*Description of the task:* Each line of the records that follow must come back exactly, with pictures skipped.

*Dataset records:*
□ □ □ □
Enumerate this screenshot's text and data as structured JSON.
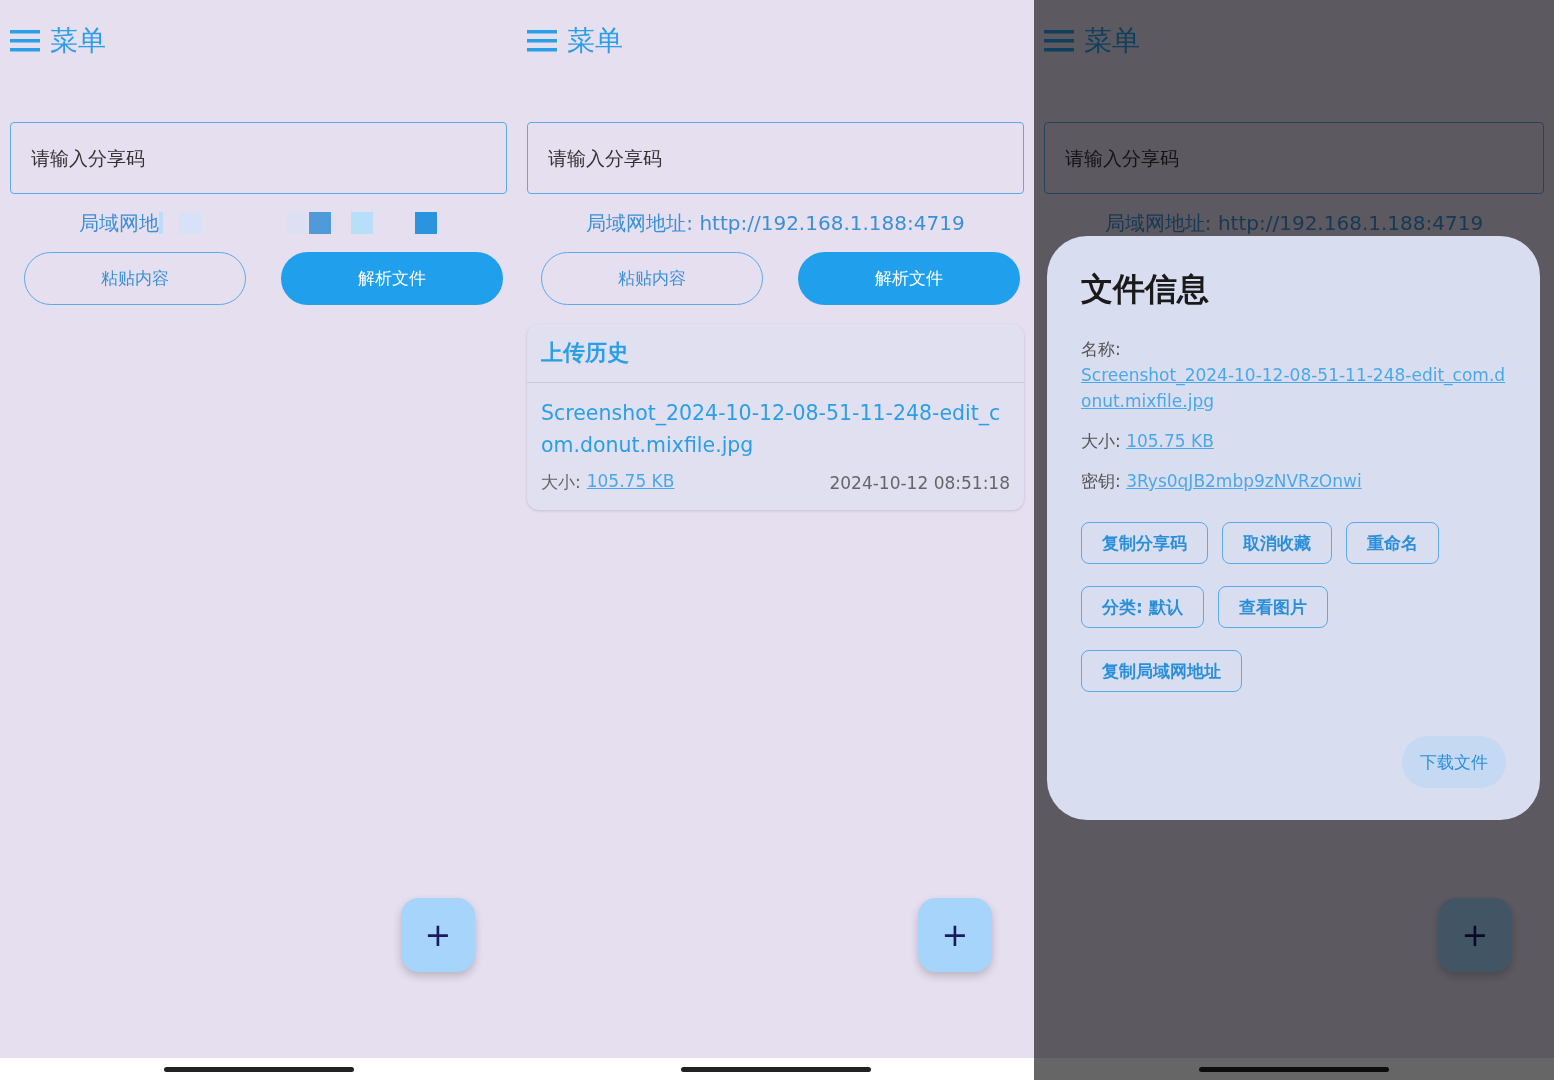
{
  "screens": [
    {
      "menu_label": "菜单",
      "search": {
        "placeholder": "请输入分享码"
      },
      "lan_address": "局域网地",
      "lan_address_obscured": true,
      "buttons": [
        {
          "label": "粘贴内容",
          "kind": "outlined"
        },
        {
          "label": "解析文件",
          "kind": "filled"
        }
      ],
      "fab": "+",
      "dimmed": false
    },
    {
      "menu_label": "菜单",
      "search": {
        "placeholder": "请输入分享码"
      },
      "lan_address": "局域网地址: http://192.168.1.188:4719",
      "lan_address_obscured": false,
      "buttons": [
        {
          "label": "粘贴内容",
          "kind": "outlined"
        },
        {
          "label": "解析文件",
          "kind": "filled"
        }
      ],
      "history": {
        "title": "上传历史",
        "items": [
          {
            "name": "Screenshot_2024-10-12-08-51-11-248-edit_com.donut.mixfile.jpg",
            "size_label": "大小:",
            "size": "105.75 KB",
            "time": "2024-10-12 08:51:18"
          }
        ]
      },
      "fab": "+",
      "dimmed": false
    },
    {
      "menu_label": "菜单",
      "search": {
        "placeholder": "请输入分享码"
      },
      "lan_address": "局域网地址: http://192.168.1.188:4719",
      "lan_address_obscured": false,
      "fab": "+",
      "dimmed": true,
      "dialog": {
        "title": "文件信息",
        "fields": [
          {
            "label": "名称:",
            "value": "Screenshot_2024-10-12-08-51-11-248-edit_com.donut.mixfile.jpg",
            "kind": "block"
          },
          {
            "label": "大小:",
            "value": "105.75 KB",
            "kind": "inline"
          },
          {
            "label": "密钥:",
            "value": "3Rys0qJB2mbp9zNVRzOnwi",
            "kind": "inline"
          }
        ],
        "actions": [
          [
            "复制分享码",
            "取消收藏",
            "重命名"
          ],
          [
            "分类: 默认",
            "查看图片"
          ],
          [
            "复制局域网地址"
          ]
        ],
        "confirm": "下载文件"
      }
    }
  ]
}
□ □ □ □
*Result of this task:*
Enumerate this screenshot's text and data as structured JSON.
{
  "screens": [
    {
      "menu_label": "菜单",
      "search": {
        "placeholder": "请输入分享码"
      },
      "lan_address": "局域网地",
      "lan_address_obscured": true,
      "buttons": [
        {
          "label": "粘贴内容",
          "kind": "outlined"
        },
        {
          "label": "解析文件",
          "kind": "filled"
        }
      ],
      "fab": "+",
      "dimmed": false
    },
    {
      "menu_label": "菜单",
      "search": {
        "placeholder": "请输入分享码"
      },
      "lan_address": "局域网地址: http://192.168.1.188:4719",
      "lan_address_obscured": false,
      "buttons": [
        {
          "label": "粘贴内容",
          "kind": "outlined"
        },
        {
          "label": "解析文件",
          "kind": "filled"
        }
      ],
      "history": {
        "title": "上传历史",
        "items": [
          {
            "name": "Screenshot_2024-10-12-08-51-11-248-edit_com.donut.mixfile.jpg",
            "size_label": "大小:",
            "size": "105.75 KB",
            "time": "2024-10-12 08:51:18"
          }
        ]
      },
      "fab": "+",
      "dimmed": false
    },
    {
      "menu_label": "菜单",
      "search": {
        "placeholder": "请输入分享码"
      },
      "lan_address": "局域网地址: http://192.168.1.188:4719",
      "lan_address_obscured": false,
      "fab": "+",
      "dimmed": true,
      "dialog": {
        "title": "文件信息",
        "fields": [
          {
            "label": "名称:",
            "value": "Screenshot_2024-10-12-08-51-11-248-edit_com.donut.mixfile.jpg",
            "kind": "block"
          },
          {
            "label": "大小:",
            "value": "105.75 KB",
            "kind": "inline"
          },
          {
            "label": "密钥:",
            "value": "3Rys0qJB2mbp9zNVRzOnwi",
            "kind": "inline"
          }
        ],
        "actions": [
          [
            "复制分享码",
            "取消收藏",
            "重命名"
          ],
          [
            "分类: 默认",
            "查看图片"
          ],
          [
            "复制局域网地址"
          ]
        ],
        "confirm": "下载文件"
      }
    }
  ]
}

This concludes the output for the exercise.